((
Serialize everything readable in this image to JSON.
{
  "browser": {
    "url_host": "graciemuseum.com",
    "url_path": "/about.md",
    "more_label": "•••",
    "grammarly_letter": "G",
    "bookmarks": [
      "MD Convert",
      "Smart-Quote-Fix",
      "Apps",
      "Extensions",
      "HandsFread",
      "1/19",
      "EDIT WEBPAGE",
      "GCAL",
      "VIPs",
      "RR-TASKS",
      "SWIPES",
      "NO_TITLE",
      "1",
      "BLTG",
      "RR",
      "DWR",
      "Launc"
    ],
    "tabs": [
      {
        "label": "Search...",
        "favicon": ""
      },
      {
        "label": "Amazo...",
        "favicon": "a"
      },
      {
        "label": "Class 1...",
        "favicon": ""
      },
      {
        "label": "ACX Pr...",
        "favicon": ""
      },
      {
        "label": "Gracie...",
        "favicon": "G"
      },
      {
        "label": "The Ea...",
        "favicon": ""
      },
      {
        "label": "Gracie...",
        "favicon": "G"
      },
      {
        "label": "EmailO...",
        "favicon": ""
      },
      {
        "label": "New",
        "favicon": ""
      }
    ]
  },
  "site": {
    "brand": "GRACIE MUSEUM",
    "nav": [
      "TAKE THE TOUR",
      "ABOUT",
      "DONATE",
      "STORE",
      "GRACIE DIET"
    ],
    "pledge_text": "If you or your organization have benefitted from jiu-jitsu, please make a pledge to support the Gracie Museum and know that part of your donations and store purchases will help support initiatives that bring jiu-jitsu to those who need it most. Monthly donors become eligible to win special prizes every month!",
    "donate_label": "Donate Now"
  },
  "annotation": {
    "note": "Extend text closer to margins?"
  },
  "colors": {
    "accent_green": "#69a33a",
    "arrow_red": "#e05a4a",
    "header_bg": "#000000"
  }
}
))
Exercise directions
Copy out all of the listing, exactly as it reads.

Result of the task
Serialize everything readable in this image to JSON.
{
  "browser": {
    "url_host": "graciemuseum.com",
    "url_path": "/about.md",
    "more_label": "•••",
    "grammarly_letter": "G",
    "bookmarks": [
      "MD Convert",
      "Smart-Quote-Fix",
      "Apps",
      "Extensions",
      "HandsFread",
      "1/19",
      "EDIT WEBPAGE",
      "GCAL",
      "VIPs",
      "RR-TASKS",
      "SWIPES",
      "NO_TITLE",
      "1",
      "BLTG",
      "RR",
      "DWR",
      "Launc"
    ],
    "tabs": [
      {
        "label": "Search...",
        "favicon": ""
      },
      {
        "label": "Amazo...",
        "favicon": "a"
      },
      {
        "label": "Class 1...",
        "favicon": ""
      },
      {
        "label": "ACX Pr...",
        "favicon": ""
      },
      {
        "label": "Gracie...",
        "favicon": "G"
      },
      {
        "label": "The Ea...",
        "favicon": ""
      },
      {
        "label": "Gracie...",
        "favicon": "G"
      },
      {
        "label": "EmailO...",
        "favicon": ""
      },
      {
        "label": "New",
        "favicon": ""
      }
    ]
  },
  "site": {
    "brand": "GRACIE MUSEUM",
    "nav": [
      "TAKE THE TOUR",
      "ABOUT",
      "DONATE",
      "STORE",
      "GRACIE DIET"
    ],
    "pledge_text": "If you or your organization have benefitted from jiu-jitsu, please make a pledge to support the Gracie Museum and know that part of your donations and store purchases will help support initiatives that bring jiu-jitsu to those who need it most. Monthly donors become eligible to win special prizes every month!",
    "donate_label": "Donate Now"
  },
  "annotation": {
    "note": "Extend text closer to margins?"
  },
  "colors": {
    "accent_green": "#69a33a",
    "arrow_red": "#e05a4a",
    "header_bg": "#000000"
  }
}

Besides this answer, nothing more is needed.